Over the past few weeks, thousands of first-year college students hugged their parents, spent time with their siblings and petted their dogs one last time before beginning a new journey away from home. While the transition is exciting for students, parents are often understandably confronted with grief and worry. You’re not alone. The good news is there are plenty of ways to carry on and embrace the process of sending your child off to school. Here are a few tips for parents:

1. Find support.

Whether it’s finding a community discussion group for college parents, joining the Gordon parents Facebook page, or being candid with friends about the challenges of the transition, it’s crucial to tap into a support system during this time.

“As you navigate changes, it can help to lean on others who are walking the same path,” says Jennifer Brink, director of academic advising and first-year experience and a parent of college students. “The parent Facebook page can be a helpful place to stay connected and to support others. If you do join these communities, share wisely, in ways that respect your child’s privacy and honor their need to take responsibility for their own stuff.”

2. Embrace the new.

Replacing your kid’s bedroom with that spare room (or craft room or game room) you’ve always needed might sound like a fun way to carry on with a student moving out, but there are plenty of ways to embrace the big transition—without uprooting your child’s space. Consider taking on a new volunteer assignment, finding a new hobby, spending more time with your spouse, or starting a home project you’ve been putting off. Embracing the new is a win-win—it sparks a new wave of interest, and also provides your student with peace of mind to know their absence isn’t burdening you or taking away from your experiences.

3. Let them carry the conversation.

Between new classes and ideas, a new geographic location and new relationships, students change significantly while stepping into college—typically for the better! Give your student a welcoming environment to discuss the changes they’re navigating, and they’ll continue keeping you in the loop on their experiences.

4. Let them go—with love.

Your child is going to make mistakes in college, and that’s okay. College is a safe place to take risks, fail and learn from your experiences. So, let that all happen. The best thing to do is give your student space to learn, but also find the balance of encouraging and supporting them through the transition.
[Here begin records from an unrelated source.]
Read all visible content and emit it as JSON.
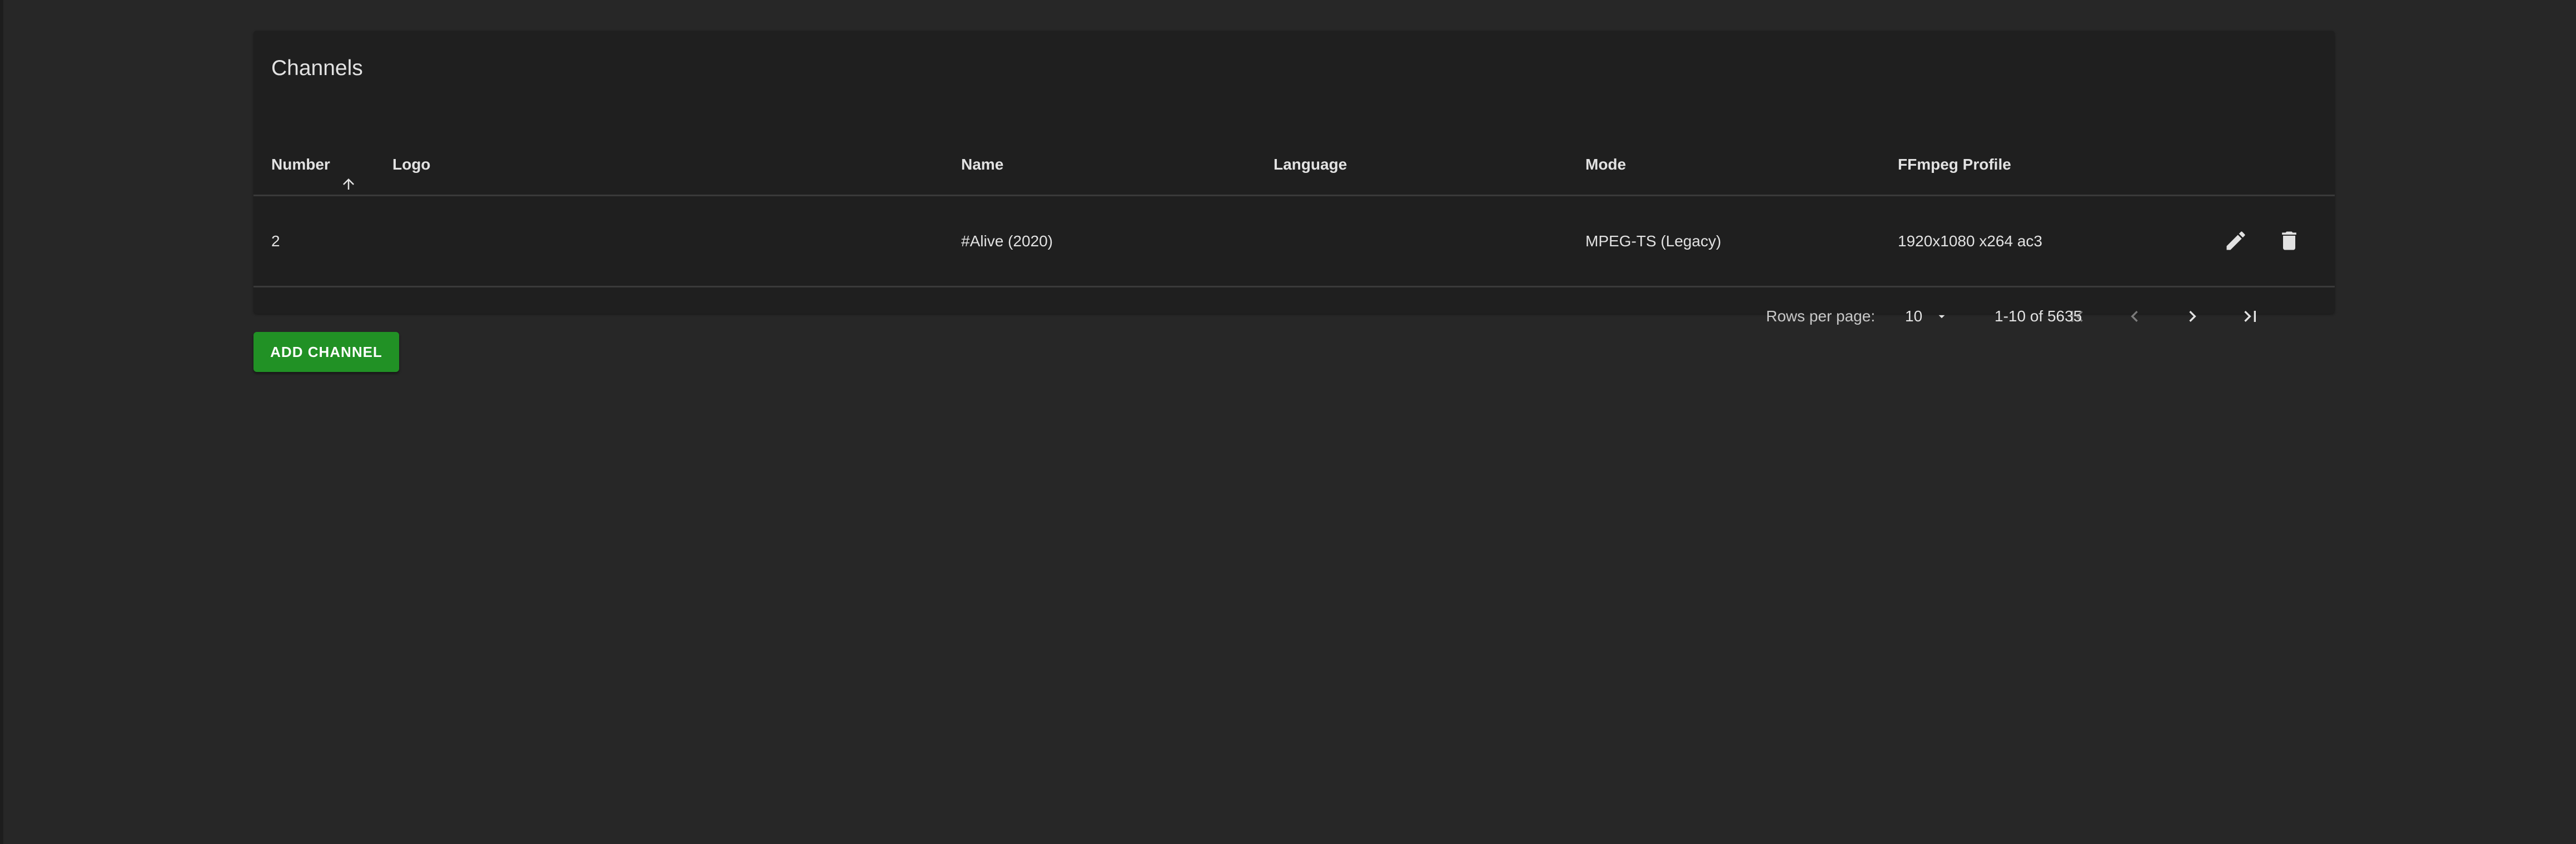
{
  "card": {
    "title": "Channels"
  },
  "table": {
    "columns": {
      "number": "Number",
      "logo": "Logo",
      "name": "Name",
      "language": "Language",
      "mode": "Mode",
      "ffmpeg_profile": "FFmpeg Profile"
    },
    "sort": {
      "column": "Number",
      "direction": "ascending",
      "icon": "arrow-up-icon"
    },
    "rows": [
      {
        "number": "2",
        "logo": "",
        "name": "#Alive (2020)",
        "language": "",
        "mode": "MPEG-TS (Legacy)",
        "ffmpeg_profile": "1920x1080 x264 ac3",
        "actions": [
          "edit-icon",
          "delete-icon"
        ]
      }
    ]
  },
  "pagination": {
    "rows_per_page_label": "Rows per page:",
    "rows_per_page_value": "10",
    "range_text": "1-10 of 5635",
    "buttons": [
      "first-page-icon",
      "previous-page-icon",
      "next-page-icon",
      "last-page-icon"
    ]
  },
  "actions": {
    "add_channel_label": "ADD CHANNEL"
  },
  "colors": {
    "background": "#272727",
    "card": "#1f1f1f",
    "divider": "#3a3a3a",
    "accent_green": "#219125",
    "text": "#dedede"
  }
}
They’re in good hands!

“New students at Gordon are joining a new kind of family—one that is ready to support students, care for them and encourage them in their walk with Christ,” says Chase Hall Resident Director Katherine Allison ’16. “Our staff are partners, brothers and sisters, ready to walk through the college experience together.”

5. Pray for your child.

“Sometimes the most powerful form of community and connection is the quiet one—prayer,” Jennifer Jukanovich ’94 wrote in a Christianity Today article. If you’re looking to pray with a collective group outside of your personal devotional time, Gordon hosts the Parents and Friends Prayer Group four times a year—a welcoming prayer meeting where local parents and friends of the College pray for the Gordon community. The first meeting, hosted by Rebecca Lindsay at Wilson House, will be held on October 4 at 8:30 a.m. Prayer requests can be submitted to the group at parentprayer@gordon.edu.

“Honestly, we cannot do this alone, and God has given us an open communication line,” says Brink. “Just like our students who have to take that step of trust on the high-ropes course or the team building game in La Vida or Discovery class, we too need to fall back on faith, letting go of our kids and trusting them with God.”

By Ellian Chalfant ’22, communication arts and Spanish